- Work instructions
All pictures are to be excluded when the data below is output verbatim.

- Raw data
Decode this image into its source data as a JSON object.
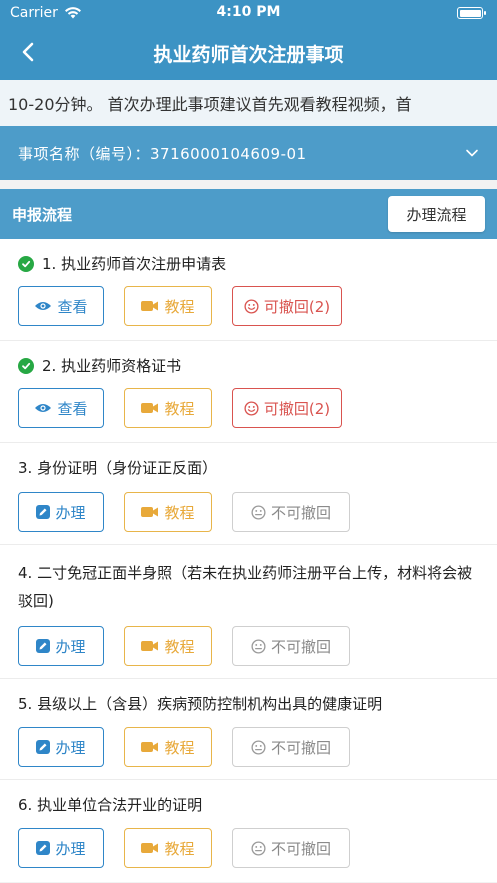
{
  "status_bar": {
    "carrier": "Carrier",
    "time": "4:10 PM"
  },
  "navbar": {
    "title": "执业药师首次注册事项"
  },
  "notice": {
    "text": "10-20分钟。  首次办理此事项建议首先观看教程视频，首"
  },
  "matter": {
    "label": "事项名称（编号）：3716000104609-01"
  },
  "flow": {
    "title": "申报流程",
    "button": "办理流程"
  },
  "items": [
    {
      "title": "1. 执业药师首次注册申请表",
      "done": true,
      "action": "查看",
      "tutorial": "教程",
      "revoke": "可撤回(2)",
      "revocable": true
    },
    {
      "title": "2. 执业药师资格证书",
      "done": true,
      "action": "查看",
      "tutorial": "教程",
      "revoke": "可撤回(2)",
      "revocable": true
    },
    {
      "title": "3. 身份证明（身份证正反面）",
      "done": false,
      "action": "办理",
      "tutorial": "教程",
      "revoke": "不可撤回",
      "revocable": false
    },
    {
      "title": "4. 二寸免冠正面半身照（若未在执业药师注册平台上传，材料将会被驳回)",
      "done": false,
      "action": "办理",
      "tutorial": "教程",
      "revoke": "不可撤回",
      "revocable": false
    },
    {
      "title": "5. 县级以上（含县）疾病预防控制机构出具的健康证明",
      "done": false,
      "action": "办理",
      "tutorial": "教程",
      "revoke": "不可撤回",
      "revocable": false
    },
    {
      "title": "6. 执业单位合法开业的证明",
      "done": false,
      "action": "办理",
      "tutorial": "教程",
      "revoke": "不可撤回",
      "revocable": false
    }
  ],
  "colors": {
    "header": "#3c93c4",
    "bar": "#4d9cc9",
    "primary": "#2f86c8",
    "tutorial": "#e8b54a",
    "revoke": "#d9534f",
    "done": "#27a844"
  }
}
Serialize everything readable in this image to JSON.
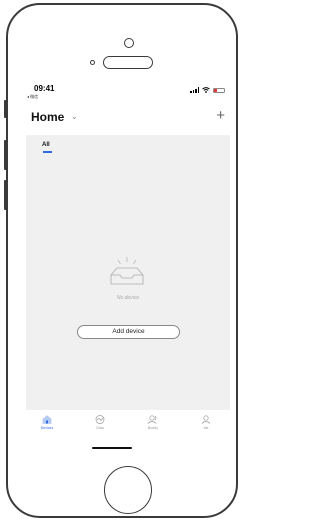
{
  "status_bar": {
    "time": "09:41",
    "back_app": "◂ 微信"
  },
  "header": {
    "title": "Home",
    "chevron": "⌄",
    "add_icon": "+"
  },
  "tabs": {
    "all_label": "All"
  },
  "empty_state": {
    "message": "No device",
    "add_button_label": "Add device"
  },
  "tabbar": {
    "items": [
      {
        "label": "Devices",
        "icon": "home-icon",
        "active": true
      },
      {
        "label": "Data",
        "icon": "data-icon",
        "active": false
      },
      {
        "label": "Buddy",
        "icon": "buddy-icon",
        "active": false
      },
      {
        "label": "Me",
        "icon": "person-icon",
        "active": false
      }
    ]
  },
  "colors": {
    "accent": "#2d6ae0",
    "content_bg": "#f0f0f0"
  }
}
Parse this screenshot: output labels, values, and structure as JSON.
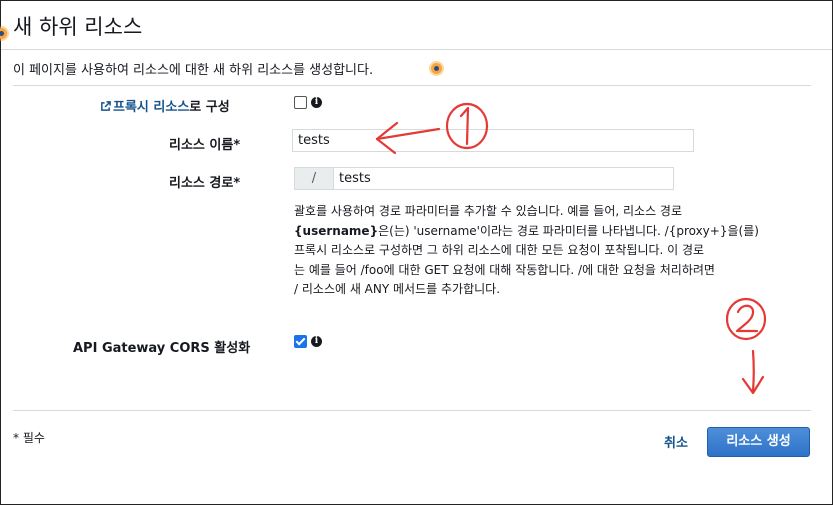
{
  "page": {
    "title": "새 하위 리소스",
    "description": "이 페이지를 사용하여 리소스에 대한 새 하위 리소스를 생성합니다."
  },
  "form": {
    "proxy": {
      "link_text": "프록시 리소스",
      "label_suffix": "로 구성",
      "checked": false
    },
    "resource_name": {
      "label": "리소스 이름*",
      "value": "tests"
    },
    "resource_path": {
      "label": "리소스 경로*",
      "prefix": "/",
      "value": "tests"
    },
    "help": {
      "line1": "괄호를 사용하여 경로 파라미터를 추가할 수 있습니다. 예를 들어, 리소스 경로",
      "line2_bold": "{username}",
      "line2_rest": "은(는) 'username'이라는 경로 파라미터를 나타냅니다. /{proxy+}을(를)",
      "line3": "프록시 리소스로 구성하면 그 하위 리소스에 대한 모든 요청이 포착됩니다. 이 경로",
      "line4": "는 예를 들어 /foo에 대한 GET 요청에 대해 작동합니다. /에 대한 요청을 처리하려면",
      "line5": "/ 리소스에 새 ANY 메서드를 추가합니다."
    },
    "cors": {
      "label": "API Gateway CORS 활성화",
      "checked": true
    }
  },
  "footer": {
    "required_note": "* 필수",
    "cancel_label": "취소",
    "create_label": "리소스 생성"
  },
  "colors": {
    "link": "#16538c",
    "primary_button": "#2f73c9",
    "annotation": "#e53935",
    "help_dot": "#f8a63a"
  }
}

- Written answer
Decode this image into its source data as a JSON object.
{
  "status_bar": {
    "carrier": "Carrier",
    "time": "4:10 PM"
  },
  "navbar": {
    "title": "执业药师首次注册事项"
  },
  "notice": {
    "text": "10-20分钟。  首次办理此事项建议首先观看教程视频，首"
  },
  "matter": {
    "label": "事项名称（编号）：3716000104609-01"
  },
  "flow": {
    "title": "申报流程",
    "button": "办理流程"
  },
  "items": [
    {
      "title": "1. 执业药师首次注册申请表",
      "done": true,
      "action": "查看",
      "tutorial": "教程",
      "revoke": "可撤回(2)",
      "revocable": true
    },
    {
      "title": "2. 执业药师资格证书",
      "done": true,
      "action": "查看",
      "tutorial": "教程",
      "revoke": "可撤回(2)",
      "revocable": true
    },
    {
      "title": "3. 身份证明（身份证正反面）",
      "done": false,
      "action": "办理",
      "tutorial": "教程",
      "revoke": "不可撤回",
      "revocable": false
    },
    {
      "title": "4. 二寸免冠正面半身照（若未在执业药师注册平台上传，材料将会被驳回)",
      "done": false,
      "action": "办理",
      "tutorial": "教程",
      "revoke": "不可撤回",
      "revocable": false
    },
    {
      "title": "5. 县级以上（含县）疾病预防控制机构出具的健康证明",
      "done": false,
      "action": "办理",
      "tutorial": "教程",
      "revoke": "不可撤回",
      "revocable": false
    },
    {
      "title": "6. 执业单位合法开业的证明",
      "done": false,
      "action": "办理",
      "tutorial": "教程",
      "revoke": "不可撤回",
      "revocable": false
    }
  ],
  "colors": {
    "header": "#3c93c4",
    "bar": "#4d9cc9",
    "primary": "#2f86c8",
    "tutorial": "#e8b54a",
    "revoke": "#d9534f",
    "done": "#27a844"
  }
}
Serialize everything readable in this image to JSON.
{
  "status_bar": {
    "time": "09:41",
    "back_app": "◂ 微信"
  },
  "header": {
    "title": "Home",
    "chevron": "⌄",
    "add_icon": "+"
  },
  "tabs": {
    "all_label": "All"
  },
  "empty_state": {
    "message": "No device",
    "add_button_label": "Add device"
  },
  "tabbar": {
    "items": [
      {
        "label": "Devices",
        "icon": "home-icon",
        "active": true
      },
      {
        "label": "Data",
        "icon": "data-icon",
        "active": false
      },
      {
        "label": "Buddy",
        "icon": "buddy-icon",
        "active": false
      },
      {
        "label": "Me",
        "icon": "person-icon",
        "active": false
      }
    ]
  },
  "colors": {
    "accent": "#2d6ae0",
    "content_bg": "#f0f0f0"
  }
}
Parse this screenshot: output labels, values, and structure as JSON.
{
  "page": {
    "title": "새 하위 리소스",
    "description": "이 페이지를 사용하여 리소스에 대한 새 하위 리소스를 생성합니다."
  },
  "form": {
    "proxy": {
      "link_text": "프록시 리소스",
      "label_suffix": "로 구성",
      "checked": false
    },
    "resource_name": {
      "label": "리소스 이름*",
      "value": "tests"
    },
    "resource_path": {
      "label": "리소스 경로*",
      "prefix": "/",
      "value": "tests"
    },
    "help": {
      "line1": "괄호를 사용하여 경로 파라미터를 추가할 수 있습니다. 예를 들어, 리소스 경로",
      "line2_bold": "{username}",
      "line2_rest": "은(는) 'username'이라는 경로 파라미터를 나타냅니다. /{proxy+}을(를)",
      "line3": "프록시 리소스로 구성하면 그 하위 리소스에 대한 모든 요청이 포착됩니다. 이 경로",
      "line4": "는 예를 들어 /foo에 대한 GET 요청에 대해 작동합니다. /에 대한 요청을 처리하려면",
      "line5": "/ 리소스에 새 ANY 메서드를 추가합니다."
    },
    "cors": {
      "label": "API Gateway CORS 활성화",
      "checked": true
    }
  },
  "footer": {
    "required_note": "* 필수",
    "cancel_label": "취소",
    "create_label": "리소스 생성"
  },
  "colors": {
    "link": "#16538c",
    "primary_button": "#2f73c9",
    "annotation": "#e53935",
    "help_dot": "#f8a63a"
  }
}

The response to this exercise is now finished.